Carried over from Nicholson’s old store, a wood and glass display with a sign overhead that says “Beauty Bar” showcases an expansive selection of jewelry, including shell rings, clear bracelets with dried flowers encased inside, serpent rings by Jessica Seaton, and vintage silver and turquoise Native American pieces. There are also beauty products, including body oils, bath salts and lip balms, from Rodin, Sweet Sisters and Persephone.


Nicholson’s own designs are also featured, including brightly colored leather biker jackets with zipper pulls molded into the shape of shark’s teeth, and high-waist leather pants with lacing at the ankles.

“I love vintage leather pants from the 1970s, but when you put them on, you’re so stiff, you can’t walk. Now there are all these amazing stretch leathers to work with,” she says.

Nicholson has made caftans and kimonos in prints created with L.A. artist Alia Penner. One print is a collage of jewels, along with the Pearl Drop logo.

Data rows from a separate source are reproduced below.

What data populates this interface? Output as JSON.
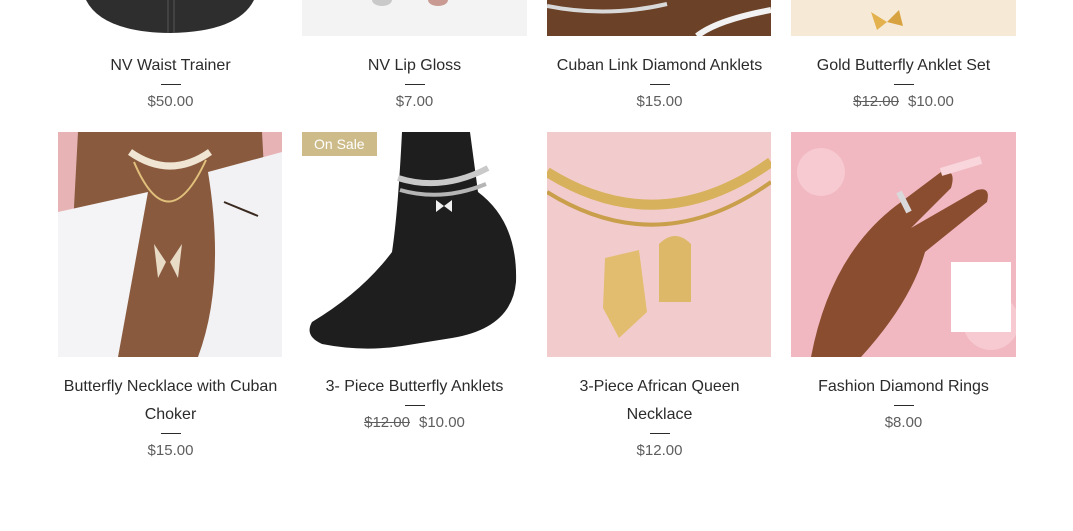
{
  "products_row1": [
    {
      "name": "NV Waist Trainer",
      "price": "$50.00"
    },
    {
      "name": "NV Lip Gloss",
      "price": "$7.00"
    },
    {
      "name": "Cuban Link Diamond Anklets",
      "price": "$15.00"
    },
    {
      "name": "Gold Butterfly Anklet Set",
      "old_price": "$12.00",
      "price": "$10.00"
    }
  ],
  "products_row2": [
    {
      "name": "Butterfly Necklace with Cuban Choker",
      "price": "$15.00"
    },
    {
      "name": "3- Piece Butterfly Anklets",
      "old_price": "$12.00",
      "price": "$10.00",
      "badge": "On Sale"
    },
    {
      "name": "3-Piece African Queen Necklace",
      "price": "$12.00"
    },
    {
      "name": "Fashion Diamond Rings",
      "price": "$8.00"
    }
  ],
  "colors": {
    "text": "#2b2b2b",
    "price": "#5e5e5e",
    "badge_bg": "#cdbb8a",
    "badge_text": "#ffffff"
  }
}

Another, which is used as a lining in the leather jackets, mixes naked 1970s pinups with images of seashells.

“I’m just doing pieces I want to do, not whole categories, so I can go at my own pace,” says Nicholson, who made her first foray into fashion in 2002, launching her line after a short-lived acting career. Back then, she took inspiration from the 1950s, with short, ruffle-back skirts and waitress shirts with the names of her dogs embroidered on the fronts. Saks Fifth Avenue and Henri Bendel picked up a few pieces from the line, and there was an editorial in Italian Vogue. Her campy, fun fashion shows were a mainstay at Los Angeles Fashion Week for a few years, but when she started showing in New York, she wasn’t able to break through to the next level. The grind of the fashion system was getting to her, too, she says, especially the constant travel for runway shows and sales. So she took a break to raise her kids — Sean is 17 and Duke is 13.

About two years ago, Nicholson started designing again, working on leather pieces and selling them at Roseark. She missed the creative process, but also “interacting with customers and making people happy,” she says. “And I felt like there was a niche to fill in this area — higher-end beach vibe.”

With Pearl Drop, she’s off to an auspicious start. And her famous pals are rallying around her.


“Jennifer has the best taste of almost anyone I know,” says singer Belinda Carlisle.

“When Pearl closed, it left a void,” adds actress Jennifer Tilly. “Pearl was a mecca for fashionistas, an eclectic mélange of just the coolest, hippest, most desired pieces. She had things you couldn’t find anywhere else — rare items from couture houses, funky clothes from up-and-coming designers, and great vintage. Nobody has Jen’s sensibility or such a well-developed sense of whimsy.”

Pearl Drop, 328 S. Lincoln Blvd., Venice, (310) 399-1304,